Human beings, as we know them, developed from earlier species of animals: true or false? This simple question is splitting America apart, with a growing proportion thinking that we did not descend from an ancestral ape. A survey of 32 European countries, the US and Japan has revealed that only Turkey is less willing than the US to accept evolution as fact.
Religious fundamentalism, bitter partisan politics and poor science education have all contributed to this denial of evolution in the US, says Jon Miller of Michigan State University in East Lansing, who conducted the survey with his colleagues.
“The US is the only country in which [the teaching of evolution] has been politicised,” he says. “Republicans have clearly adopted this as one of their wedge issues. In most of the world, this is a non-issue.”
Miller’s report makes for grim reading for adherents of evolutionary theory. Even though the average American has more years of education than when Miller began his surveys 20 years ago, the percentage of people in the country who accept the idea of evolution has declined from 45 in 1985 to 40 in 2005 (Science, vol 313, p 765).
That’s despite a series of widely publicised advances in genetics, including genetic sequencing, which shows strong overlap of the human genome with those of chimpanzees and mice. “We don’t seem to be going in the right direction,” Miller says.
Crazy place we live in yes?
Miller thinks more genetics should be on the syllabus to reinforce the idea of evolution.
American adults may be harder to reach: nearly two-thirds don’t agree that more than half of human genes are common to chimpanzees.
How would these people respond when told that humans and chimps share 99 per cent of their genes?
Dylan played at Harry Grove stadium this weekend and despite being only an hour or less from the metropolises of both DC and Baltimore many of the people here, I’d say forty five percent, never venture out of this county and the rest were just thrilled to be able to go to a concert without having to travel more than twenty minutes.
My tickets were free thanks my employment. I was given four tickets as a going away/ back to school gift. That was pretty awesome because I wasn’t sure they really appreciated my brilliance or irreplaceably until now.
They also gave me a dinner out and a going away party is scheduled for Monday evening. Those Urban Planning types party hard.
I took Emma, a friend from work and my summer coconspirator, my brother , and in the end I gave the other ticket to Cooper, my old coconspirator, who was blissfully unaware that Dylan was playing within walking distance of her apartment until three days before the event; she showed up right before he went on because she has a party to attend earlier in the day and was furious that took her camera away at the gate. These people are nothing if not serious about their “no video no camera rule”.
Seeing that the rest of us had stood in line for a long time waiting to get in I wasn’t too sympathetic to her cause as she arrived at ten to nine or something like that and waltzed right in. I on the other hand was in line at 5 in the afternnon.
The fun part was watching the parents and their fifteen year old kids there with their parents.
A saw quite a few parents of old friends there.
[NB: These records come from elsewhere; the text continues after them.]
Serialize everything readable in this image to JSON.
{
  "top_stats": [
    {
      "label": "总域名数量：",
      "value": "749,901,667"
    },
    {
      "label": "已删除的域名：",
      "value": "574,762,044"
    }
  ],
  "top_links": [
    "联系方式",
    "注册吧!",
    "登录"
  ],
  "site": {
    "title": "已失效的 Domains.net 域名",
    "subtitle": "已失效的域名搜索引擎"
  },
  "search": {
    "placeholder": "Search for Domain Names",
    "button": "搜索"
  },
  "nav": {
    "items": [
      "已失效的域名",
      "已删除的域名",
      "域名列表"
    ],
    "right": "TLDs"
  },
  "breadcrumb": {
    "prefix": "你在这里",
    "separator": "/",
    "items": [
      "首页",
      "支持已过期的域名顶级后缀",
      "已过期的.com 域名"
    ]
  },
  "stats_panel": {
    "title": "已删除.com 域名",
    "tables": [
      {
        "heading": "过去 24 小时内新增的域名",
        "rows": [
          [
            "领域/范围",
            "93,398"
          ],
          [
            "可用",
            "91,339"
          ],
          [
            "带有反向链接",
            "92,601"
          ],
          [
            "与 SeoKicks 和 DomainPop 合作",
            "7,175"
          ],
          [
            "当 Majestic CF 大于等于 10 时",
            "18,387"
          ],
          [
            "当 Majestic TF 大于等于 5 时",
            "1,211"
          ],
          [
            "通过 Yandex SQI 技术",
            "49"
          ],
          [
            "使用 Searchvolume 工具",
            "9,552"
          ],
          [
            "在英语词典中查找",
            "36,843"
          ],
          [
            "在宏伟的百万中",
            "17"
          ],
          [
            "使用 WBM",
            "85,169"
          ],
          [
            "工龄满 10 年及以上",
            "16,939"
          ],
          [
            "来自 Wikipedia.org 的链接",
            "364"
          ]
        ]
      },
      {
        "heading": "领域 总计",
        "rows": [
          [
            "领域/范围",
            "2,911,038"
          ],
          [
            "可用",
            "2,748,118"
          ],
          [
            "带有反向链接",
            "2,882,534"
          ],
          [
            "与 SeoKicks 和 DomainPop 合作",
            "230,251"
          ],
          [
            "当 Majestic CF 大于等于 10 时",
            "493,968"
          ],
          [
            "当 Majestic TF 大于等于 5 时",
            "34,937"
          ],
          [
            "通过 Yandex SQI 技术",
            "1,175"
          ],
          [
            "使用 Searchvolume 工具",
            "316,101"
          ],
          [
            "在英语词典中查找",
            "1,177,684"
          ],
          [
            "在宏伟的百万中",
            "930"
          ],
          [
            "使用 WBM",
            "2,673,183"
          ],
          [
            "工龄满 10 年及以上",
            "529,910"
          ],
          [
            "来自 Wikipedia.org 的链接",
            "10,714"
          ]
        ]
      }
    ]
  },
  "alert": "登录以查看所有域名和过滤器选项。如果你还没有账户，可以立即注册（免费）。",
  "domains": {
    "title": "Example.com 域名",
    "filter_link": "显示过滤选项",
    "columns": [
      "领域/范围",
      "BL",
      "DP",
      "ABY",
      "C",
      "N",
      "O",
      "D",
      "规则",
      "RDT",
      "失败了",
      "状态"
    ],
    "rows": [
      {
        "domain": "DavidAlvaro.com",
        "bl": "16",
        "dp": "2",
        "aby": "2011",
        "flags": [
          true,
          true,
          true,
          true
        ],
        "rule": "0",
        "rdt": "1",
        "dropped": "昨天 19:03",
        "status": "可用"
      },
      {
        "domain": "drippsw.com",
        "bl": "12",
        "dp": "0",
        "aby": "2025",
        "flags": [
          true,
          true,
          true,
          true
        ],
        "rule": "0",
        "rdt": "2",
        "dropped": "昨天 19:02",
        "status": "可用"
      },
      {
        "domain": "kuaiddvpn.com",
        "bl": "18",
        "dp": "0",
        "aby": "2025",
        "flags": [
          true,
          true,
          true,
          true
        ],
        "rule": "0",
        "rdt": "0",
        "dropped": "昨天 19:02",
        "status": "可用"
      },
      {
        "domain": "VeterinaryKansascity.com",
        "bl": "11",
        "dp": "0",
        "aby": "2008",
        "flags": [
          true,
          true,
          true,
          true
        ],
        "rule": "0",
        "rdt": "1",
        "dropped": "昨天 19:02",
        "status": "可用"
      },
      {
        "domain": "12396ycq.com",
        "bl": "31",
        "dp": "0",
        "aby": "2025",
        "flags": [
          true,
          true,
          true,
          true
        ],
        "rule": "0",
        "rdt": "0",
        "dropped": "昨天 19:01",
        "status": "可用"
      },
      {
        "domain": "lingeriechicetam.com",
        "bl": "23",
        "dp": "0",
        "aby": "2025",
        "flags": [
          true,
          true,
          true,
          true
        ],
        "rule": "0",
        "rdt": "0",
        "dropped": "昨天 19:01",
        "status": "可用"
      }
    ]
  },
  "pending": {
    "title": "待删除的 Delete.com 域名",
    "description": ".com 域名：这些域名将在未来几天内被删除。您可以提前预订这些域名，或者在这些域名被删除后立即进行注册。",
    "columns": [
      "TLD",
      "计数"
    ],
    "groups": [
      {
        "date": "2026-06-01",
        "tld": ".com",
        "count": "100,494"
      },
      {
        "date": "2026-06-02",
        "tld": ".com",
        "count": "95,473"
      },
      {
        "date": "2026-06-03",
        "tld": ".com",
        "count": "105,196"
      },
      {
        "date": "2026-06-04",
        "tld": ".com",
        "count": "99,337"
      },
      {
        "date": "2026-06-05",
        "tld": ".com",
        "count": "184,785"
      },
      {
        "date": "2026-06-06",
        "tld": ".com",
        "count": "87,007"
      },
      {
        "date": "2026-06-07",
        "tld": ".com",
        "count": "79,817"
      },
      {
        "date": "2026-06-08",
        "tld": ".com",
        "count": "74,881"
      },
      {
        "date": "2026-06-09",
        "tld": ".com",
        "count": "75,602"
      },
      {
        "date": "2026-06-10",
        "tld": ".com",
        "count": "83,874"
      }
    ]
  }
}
The parents of the ego and the id, from the infamous idego weblog, were both there and I saw them both at the beer stand.Fun to see the two lawyers and the engineer and the nurse all dressed down in jeans and tee shirts drinking beer out of paper cups. ( and wishing they were stoned like back in the good old days – just a guess)
The ego was alreadly on his way back to Cornell so did not attend.
I’m leaving for Providence next weekend; I need a week or so to get settled.